■ Task to complete ■
Among the entries below, how many lines contain the string "JSON"? Only the number, please.

■ Study material ■

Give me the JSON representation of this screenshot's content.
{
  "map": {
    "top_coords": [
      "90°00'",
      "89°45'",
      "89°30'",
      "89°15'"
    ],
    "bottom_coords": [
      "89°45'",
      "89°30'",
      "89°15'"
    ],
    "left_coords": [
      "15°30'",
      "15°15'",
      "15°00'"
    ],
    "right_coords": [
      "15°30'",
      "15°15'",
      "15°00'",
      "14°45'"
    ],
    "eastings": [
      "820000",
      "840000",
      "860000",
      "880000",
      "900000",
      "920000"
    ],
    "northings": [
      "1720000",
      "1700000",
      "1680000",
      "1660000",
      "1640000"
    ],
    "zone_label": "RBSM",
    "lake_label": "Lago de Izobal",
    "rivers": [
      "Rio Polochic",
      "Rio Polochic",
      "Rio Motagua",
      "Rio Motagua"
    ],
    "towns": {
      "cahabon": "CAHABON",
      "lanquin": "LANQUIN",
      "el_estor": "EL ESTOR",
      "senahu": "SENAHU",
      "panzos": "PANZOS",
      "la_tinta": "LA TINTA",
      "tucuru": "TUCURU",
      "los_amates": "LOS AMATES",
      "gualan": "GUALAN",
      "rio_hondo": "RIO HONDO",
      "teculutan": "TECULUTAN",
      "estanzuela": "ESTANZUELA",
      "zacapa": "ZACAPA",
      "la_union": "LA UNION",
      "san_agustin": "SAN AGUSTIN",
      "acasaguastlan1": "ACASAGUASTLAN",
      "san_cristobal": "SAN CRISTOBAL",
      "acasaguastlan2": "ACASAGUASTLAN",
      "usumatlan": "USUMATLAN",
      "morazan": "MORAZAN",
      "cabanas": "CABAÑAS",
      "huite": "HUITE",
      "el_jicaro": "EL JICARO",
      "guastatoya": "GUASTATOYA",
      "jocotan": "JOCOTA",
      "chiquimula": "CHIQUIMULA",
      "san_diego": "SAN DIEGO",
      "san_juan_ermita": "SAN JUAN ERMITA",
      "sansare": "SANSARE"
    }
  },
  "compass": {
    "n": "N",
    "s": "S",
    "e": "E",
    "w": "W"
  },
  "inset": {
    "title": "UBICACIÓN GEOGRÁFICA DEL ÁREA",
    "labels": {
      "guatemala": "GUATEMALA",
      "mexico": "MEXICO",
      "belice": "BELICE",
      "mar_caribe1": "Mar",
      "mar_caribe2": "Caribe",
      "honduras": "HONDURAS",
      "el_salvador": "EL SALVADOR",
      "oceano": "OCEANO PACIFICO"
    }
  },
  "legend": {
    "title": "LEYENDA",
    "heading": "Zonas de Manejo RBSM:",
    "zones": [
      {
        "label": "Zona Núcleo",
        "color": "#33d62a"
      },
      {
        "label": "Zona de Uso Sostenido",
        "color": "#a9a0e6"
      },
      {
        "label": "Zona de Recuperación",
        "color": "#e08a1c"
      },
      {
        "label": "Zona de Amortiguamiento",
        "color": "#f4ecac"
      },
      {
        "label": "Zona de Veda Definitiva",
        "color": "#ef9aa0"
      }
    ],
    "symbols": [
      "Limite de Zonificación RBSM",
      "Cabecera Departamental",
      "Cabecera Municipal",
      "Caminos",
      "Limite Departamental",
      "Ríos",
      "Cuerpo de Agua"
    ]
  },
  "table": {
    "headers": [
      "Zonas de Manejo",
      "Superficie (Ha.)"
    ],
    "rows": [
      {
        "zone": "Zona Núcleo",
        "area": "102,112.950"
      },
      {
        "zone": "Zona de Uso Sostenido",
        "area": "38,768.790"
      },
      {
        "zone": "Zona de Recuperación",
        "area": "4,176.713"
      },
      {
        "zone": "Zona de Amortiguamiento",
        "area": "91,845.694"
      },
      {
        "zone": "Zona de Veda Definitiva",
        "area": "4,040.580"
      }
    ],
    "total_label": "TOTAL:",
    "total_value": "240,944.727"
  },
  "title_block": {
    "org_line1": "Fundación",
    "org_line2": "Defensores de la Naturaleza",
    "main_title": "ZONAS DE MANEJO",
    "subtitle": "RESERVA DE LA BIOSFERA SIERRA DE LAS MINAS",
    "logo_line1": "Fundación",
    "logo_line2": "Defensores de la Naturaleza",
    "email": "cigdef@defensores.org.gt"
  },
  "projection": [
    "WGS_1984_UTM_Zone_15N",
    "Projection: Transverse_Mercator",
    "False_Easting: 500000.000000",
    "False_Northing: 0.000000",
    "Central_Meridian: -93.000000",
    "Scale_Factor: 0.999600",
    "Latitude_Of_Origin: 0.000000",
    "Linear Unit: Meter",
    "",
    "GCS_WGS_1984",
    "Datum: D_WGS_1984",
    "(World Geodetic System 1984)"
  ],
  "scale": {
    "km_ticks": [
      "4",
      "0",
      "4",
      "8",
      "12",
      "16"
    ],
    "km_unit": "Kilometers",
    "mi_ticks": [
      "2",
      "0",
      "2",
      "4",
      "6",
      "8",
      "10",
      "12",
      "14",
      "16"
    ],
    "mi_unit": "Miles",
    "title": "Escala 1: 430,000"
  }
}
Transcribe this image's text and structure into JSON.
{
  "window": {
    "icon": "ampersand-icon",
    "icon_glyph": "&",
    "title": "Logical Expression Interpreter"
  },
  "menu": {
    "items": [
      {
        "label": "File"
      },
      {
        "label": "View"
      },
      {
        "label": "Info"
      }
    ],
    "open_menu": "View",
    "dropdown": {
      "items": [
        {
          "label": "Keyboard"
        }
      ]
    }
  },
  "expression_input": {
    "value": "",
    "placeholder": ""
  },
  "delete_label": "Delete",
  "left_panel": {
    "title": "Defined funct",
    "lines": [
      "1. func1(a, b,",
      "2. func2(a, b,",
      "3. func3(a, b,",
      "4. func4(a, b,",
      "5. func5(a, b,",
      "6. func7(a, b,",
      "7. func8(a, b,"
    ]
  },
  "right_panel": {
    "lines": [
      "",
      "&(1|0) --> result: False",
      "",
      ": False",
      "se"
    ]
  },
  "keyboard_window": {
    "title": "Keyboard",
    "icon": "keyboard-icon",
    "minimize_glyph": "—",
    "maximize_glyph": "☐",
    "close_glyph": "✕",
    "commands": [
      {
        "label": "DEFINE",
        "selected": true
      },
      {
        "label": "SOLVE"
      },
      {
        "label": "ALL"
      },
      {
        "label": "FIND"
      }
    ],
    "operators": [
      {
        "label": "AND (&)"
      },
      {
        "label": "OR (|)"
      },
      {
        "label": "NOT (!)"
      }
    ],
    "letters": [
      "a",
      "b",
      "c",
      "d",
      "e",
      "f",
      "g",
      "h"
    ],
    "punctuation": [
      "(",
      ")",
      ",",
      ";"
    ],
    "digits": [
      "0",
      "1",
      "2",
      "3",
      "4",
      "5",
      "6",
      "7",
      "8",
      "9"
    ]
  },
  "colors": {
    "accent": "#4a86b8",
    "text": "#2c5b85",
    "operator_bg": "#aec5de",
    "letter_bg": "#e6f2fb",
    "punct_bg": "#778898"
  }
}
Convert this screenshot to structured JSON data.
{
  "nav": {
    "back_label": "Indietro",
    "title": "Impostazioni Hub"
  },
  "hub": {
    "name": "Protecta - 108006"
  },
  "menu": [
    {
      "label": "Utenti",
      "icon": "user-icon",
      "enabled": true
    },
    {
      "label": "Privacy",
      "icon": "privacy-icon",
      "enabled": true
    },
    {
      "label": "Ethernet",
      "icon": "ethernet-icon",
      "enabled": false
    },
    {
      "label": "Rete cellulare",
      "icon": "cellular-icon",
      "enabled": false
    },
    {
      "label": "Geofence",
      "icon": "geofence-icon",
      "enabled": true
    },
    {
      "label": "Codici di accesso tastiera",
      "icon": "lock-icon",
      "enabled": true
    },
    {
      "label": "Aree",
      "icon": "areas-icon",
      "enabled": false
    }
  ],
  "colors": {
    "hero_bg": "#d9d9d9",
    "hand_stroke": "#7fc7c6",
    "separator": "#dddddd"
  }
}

■ Response to this exercise ■
3